### Assignment
One number is the whole answer: how many lines of the records include "with".

[Data records for software interfaces]
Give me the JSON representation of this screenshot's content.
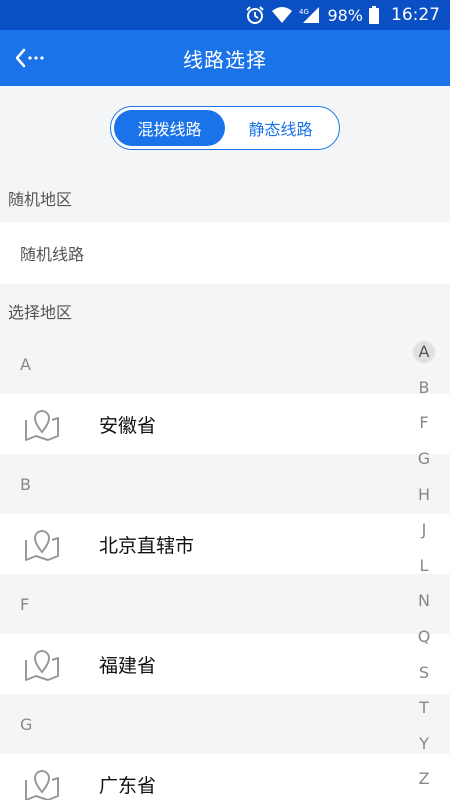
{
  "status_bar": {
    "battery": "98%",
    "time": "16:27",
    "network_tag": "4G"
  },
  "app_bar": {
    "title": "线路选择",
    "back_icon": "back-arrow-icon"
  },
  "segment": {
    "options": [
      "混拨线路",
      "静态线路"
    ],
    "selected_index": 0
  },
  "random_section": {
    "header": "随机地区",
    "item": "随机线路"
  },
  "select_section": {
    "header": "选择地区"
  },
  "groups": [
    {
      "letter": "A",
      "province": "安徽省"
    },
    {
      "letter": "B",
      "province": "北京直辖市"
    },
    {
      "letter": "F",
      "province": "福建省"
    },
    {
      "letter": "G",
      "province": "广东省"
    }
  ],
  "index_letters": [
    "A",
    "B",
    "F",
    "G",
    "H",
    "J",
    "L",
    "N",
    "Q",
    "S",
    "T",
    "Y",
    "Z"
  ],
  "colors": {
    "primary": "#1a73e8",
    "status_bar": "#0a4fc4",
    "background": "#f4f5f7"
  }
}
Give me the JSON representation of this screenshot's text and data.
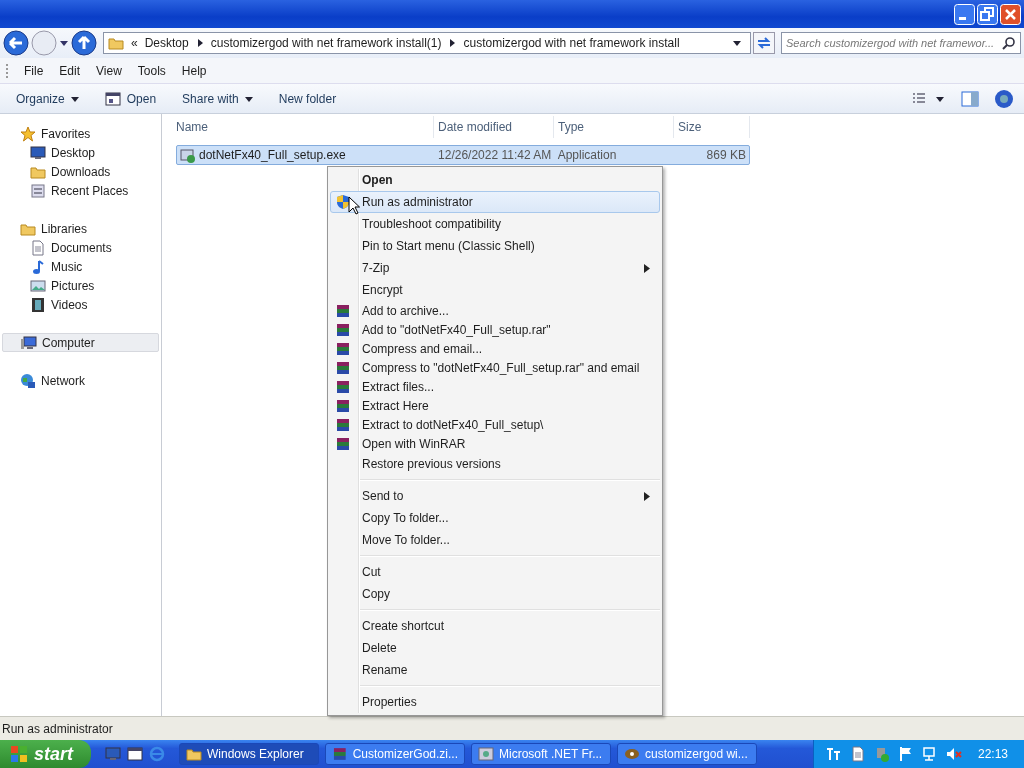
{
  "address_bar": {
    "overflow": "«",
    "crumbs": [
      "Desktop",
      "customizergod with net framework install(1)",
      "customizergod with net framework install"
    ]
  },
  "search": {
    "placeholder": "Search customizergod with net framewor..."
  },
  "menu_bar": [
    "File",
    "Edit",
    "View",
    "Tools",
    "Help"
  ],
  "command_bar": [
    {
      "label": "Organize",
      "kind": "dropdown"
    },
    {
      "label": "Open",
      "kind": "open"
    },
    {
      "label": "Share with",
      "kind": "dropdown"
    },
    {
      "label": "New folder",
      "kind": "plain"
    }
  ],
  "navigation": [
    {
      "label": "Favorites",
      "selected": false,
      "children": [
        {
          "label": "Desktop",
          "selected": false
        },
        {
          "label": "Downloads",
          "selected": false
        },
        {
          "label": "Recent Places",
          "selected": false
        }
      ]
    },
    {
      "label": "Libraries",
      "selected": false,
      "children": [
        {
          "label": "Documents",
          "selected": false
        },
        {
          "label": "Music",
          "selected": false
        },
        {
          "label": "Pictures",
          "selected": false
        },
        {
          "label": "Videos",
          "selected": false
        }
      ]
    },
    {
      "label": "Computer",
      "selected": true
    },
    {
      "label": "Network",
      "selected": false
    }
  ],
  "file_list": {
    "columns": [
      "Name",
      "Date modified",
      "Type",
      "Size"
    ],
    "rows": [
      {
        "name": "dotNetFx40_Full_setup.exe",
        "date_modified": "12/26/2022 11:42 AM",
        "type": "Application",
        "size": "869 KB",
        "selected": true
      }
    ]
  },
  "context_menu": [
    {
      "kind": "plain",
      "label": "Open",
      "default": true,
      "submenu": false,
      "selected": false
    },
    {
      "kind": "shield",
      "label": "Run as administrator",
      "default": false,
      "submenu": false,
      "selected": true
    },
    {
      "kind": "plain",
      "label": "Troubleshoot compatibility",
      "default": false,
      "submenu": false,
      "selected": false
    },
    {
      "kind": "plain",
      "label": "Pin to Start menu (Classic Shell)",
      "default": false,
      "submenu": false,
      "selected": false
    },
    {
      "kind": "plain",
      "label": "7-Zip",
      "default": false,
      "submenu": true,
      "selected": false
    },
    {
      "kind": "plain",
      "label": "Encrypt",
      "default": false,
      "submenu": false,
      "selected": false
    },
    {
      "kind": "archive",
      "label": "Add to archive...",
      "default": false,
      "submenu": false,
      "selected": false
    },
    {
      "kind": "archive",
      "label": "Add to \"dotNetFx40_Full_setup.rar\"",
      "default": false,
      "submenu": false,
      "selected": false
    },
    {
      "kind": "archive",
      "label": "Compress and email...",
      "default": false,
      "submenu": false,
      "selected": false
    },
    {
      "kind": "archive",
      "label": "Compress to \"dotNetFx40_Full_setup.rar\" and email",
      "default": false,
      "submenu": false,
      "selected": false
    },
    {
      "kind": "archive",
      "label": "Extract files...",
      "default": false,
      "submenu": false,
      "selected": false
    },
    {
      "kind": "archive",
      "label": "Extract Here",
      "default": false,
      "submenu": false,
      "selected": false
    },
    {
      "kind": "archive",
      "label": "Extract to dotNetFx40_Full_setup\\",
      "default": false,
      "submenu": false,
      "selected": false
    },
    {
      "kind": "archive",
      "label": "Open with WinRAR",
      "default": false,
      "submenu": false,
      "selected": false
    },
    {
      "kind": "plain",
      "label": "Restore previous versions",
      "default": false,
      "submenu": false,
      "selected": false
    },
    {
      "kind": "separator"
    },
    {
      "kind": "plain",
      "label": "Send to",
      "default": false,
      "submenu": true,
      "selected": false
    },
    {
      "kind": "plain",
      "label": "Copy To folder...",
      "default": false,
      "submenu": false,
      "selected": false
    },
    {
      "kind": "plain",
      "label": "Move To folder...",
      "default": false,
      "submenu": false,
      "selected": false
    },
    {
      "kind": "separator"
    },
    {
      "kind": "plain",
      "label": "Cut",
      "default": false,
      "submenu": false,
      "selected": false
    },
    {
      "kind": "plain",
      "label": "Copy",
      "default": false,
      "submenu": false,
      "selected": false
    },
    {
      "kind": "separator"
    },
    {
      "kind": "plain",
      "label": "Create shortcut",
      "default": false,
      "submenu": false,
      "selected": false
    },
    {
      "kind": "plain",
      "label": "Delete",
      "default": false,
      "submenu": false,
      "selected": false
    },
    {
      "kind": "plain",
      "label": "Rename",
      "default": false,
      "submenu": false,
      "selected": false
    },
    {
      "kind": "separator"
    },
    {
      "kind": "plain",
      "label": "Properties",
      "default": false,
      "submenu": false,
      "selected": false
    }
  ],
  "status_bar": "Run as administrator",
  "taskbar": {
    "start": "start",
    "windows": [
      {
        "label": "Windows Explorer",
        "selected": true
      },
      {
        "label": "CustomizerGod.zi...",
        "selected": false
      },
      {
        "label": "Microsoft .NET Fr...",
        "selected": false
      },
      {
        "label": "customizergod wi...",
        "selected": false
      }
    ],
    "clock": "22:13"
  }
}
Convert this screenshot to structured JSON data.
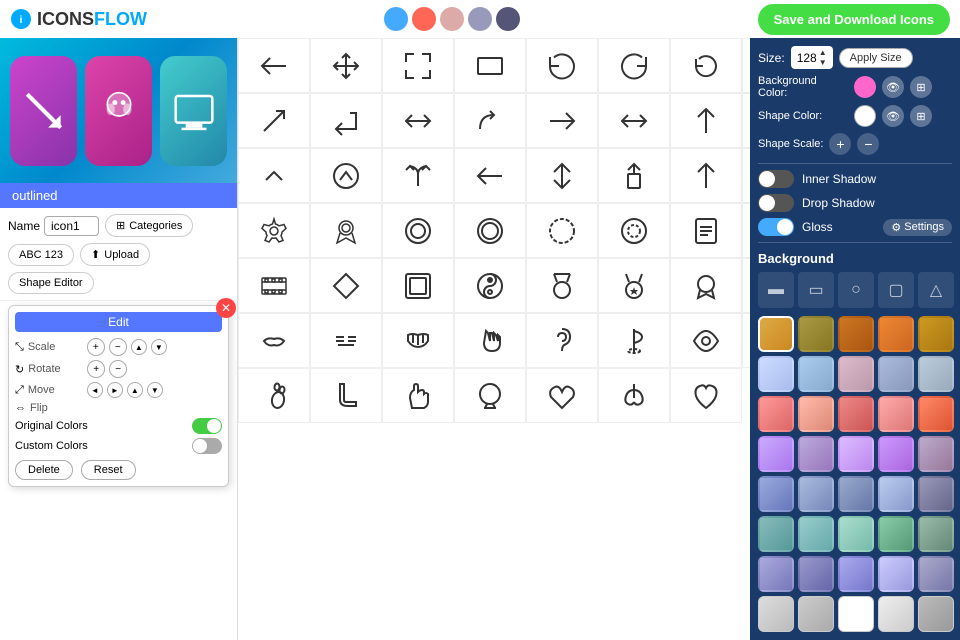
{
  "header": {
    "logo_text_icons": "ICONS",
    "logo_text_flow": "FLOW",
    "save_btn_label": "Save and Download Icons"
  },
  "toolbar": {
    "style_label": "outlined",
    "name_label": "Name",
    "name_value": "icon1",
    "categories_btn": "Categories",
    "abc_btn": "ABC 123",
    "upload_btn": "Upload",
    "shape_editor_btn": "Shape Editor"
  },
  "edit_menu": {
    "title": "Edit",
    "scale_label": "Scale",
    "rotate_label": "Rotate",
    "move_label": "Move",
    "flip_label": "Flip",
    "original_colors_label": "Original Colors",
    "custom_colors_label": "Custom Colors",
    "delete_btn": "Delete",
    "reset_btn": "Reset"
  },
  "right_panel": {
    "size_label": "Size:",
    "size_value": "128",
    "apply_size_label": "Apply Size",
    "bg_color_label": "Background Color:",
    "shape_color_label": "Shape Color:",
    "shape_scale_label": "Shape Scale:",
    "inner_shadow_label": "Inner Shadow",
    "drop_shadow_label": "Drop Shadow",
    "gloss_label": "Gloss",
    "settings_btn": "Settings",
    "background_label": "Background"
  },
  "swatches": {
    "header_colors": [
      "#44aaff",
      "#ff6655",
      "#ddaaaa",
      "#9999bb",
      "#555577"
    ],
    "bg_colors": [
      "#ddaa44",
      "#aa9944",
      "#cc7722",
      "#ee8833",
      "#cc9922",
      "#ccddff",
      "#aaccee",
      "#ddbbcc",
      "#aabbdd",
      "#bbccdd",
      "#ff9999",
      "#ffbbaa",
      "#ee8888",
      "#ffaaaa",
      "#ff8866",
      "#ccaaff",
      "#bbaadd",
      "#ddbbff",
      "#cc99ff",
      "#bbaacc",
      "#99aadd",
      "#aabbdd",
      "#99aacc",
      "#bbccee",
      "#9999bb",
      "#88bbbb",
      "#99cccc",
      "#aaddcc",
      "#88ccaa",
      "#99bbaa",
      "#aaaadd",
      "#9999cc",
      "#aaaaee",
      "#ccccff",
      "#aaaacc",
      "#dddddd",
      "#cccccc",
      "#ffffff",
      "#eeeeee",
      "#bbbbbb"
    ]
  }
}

### Response area
5